1 Cor. 11:27-29  “Whoever, therefore, eats the bread or drinks the cup of the Lord in an unworthy manner will be guilty of profaning the body and blood of the Lord. Let a person examine himself, then, and so eat of the bread and drink of the cup.  For anyone who eats and drinks without discerning the body eats and drinks judgment on himself.”

There is, of course, a sense in which we all partake unworthily, for none can ever be fully worthy.  But there is another sense we can come worthily, in faith and with a due performance of all that is fitting.

Thankful For The Sacrifice

The price Jesus paid afforded us salvation. We have the promise of salvation and we did nothing to afford this luxury. For this we must be thankful. This is why Jesus have us the cup.

1 Cor. 11:25  “In the same way also he took the cup, after supper saying, “This cup is the new covenant in my blood. Do this, as often as you drink it, in remembrance of me.“

When we drink the juice, we remember our forgiveness. It is the blood of Jesus that He spilt in order to clean our hearts from sin.

Heb. 9:13-14  “For if the sprinkling of defiled persons with the blood of goats and  bulls and with the ashes of a heifer sanctifies for the purification of the flesh, how much more will the blood of Christ who through the eternal Spirit offered himself without blemish to God, purify our conscience from dead works to serve the living God.”

Summary:

1-Mourn the loss of the body of Christ and examine your responsibility to it as you break the bread.

2-Remember the life of Jesus as you compare your life with his. Eat the bread and realize that you are one with his body.
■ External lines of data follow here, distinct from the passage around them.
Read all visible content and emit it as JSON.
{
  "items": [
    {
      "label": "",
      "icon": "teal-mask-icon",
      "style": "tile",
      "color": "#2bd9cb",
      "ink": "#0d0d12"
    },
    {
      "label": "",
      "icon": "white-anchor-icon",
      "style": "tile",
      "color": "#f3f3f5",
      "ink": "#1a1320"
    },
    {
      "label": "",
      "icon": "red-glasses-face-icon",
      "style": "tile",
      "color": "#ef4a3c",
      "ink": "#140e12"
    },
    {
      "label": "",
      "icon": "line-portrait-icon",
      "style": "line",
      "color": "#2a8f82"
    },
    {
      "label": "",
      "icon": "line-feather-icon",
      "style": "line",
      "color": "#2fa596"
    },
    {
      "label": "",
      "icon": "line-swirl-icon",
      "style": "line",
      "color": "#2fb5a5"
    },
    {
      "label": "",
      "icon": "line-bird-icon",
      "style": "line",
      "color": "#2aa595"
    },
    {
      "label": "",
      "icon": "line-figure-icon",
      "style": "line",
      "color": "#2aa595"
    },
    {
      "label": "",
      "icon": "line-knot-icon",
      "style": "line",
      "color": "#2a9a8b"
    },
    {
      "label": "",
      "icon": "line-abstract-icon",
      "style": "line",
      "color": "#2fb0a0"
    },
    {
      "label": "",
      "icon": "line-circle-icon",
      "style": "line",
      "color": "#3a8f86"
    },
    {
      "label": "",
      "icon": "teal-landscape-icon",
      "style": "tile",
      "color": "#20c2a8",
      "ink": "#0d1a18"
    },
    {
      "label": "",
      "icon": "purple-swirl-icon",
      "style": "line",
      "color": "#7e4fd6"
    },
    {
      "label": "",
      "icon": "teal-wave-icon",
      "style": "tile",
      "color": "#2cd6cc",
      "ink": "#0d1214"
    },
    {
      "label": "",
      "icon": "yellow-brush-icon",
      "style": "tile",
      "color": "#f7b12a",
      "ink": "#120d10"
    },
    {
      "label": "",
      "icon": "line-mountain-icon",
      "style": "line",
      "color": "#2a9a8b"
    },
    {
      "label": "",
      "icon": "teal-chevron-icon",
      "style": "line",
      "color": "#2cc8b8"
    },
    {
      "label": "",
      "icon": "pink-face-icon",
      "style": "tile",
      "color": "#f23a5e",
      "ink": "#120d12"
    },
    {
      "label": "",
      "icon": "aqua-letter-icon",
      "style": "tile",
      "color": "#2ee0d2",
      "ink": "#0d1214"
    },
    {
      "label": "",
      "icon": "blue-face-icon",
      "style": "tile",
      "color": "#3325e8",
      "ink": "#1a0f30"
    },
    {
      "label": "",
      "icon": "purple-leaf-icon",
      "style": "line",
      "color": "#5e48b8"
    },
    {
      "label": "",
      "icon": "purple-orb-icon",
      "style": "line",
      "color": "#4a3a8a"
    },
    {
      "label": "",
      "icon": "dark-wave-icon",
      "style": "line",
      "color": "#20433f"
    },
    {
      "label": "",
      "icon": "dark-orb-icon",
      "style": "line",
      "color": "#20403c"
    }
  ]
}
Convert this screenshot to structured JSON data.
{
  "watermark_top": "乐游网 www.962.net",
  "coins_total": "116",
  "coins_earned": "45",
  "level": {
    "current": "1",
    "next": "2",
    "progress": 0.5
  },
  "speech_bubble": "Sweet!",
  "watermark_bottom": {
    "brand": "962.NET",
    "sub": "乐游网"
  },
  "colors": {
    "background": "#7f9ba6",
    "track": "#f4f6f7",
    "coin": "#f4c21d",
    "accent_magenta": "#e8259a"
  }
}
3-Be thankful for His sacrifice because it is through His that you are saved; partake of the cup and be thankful for His sacrifice that offered your forgiveness.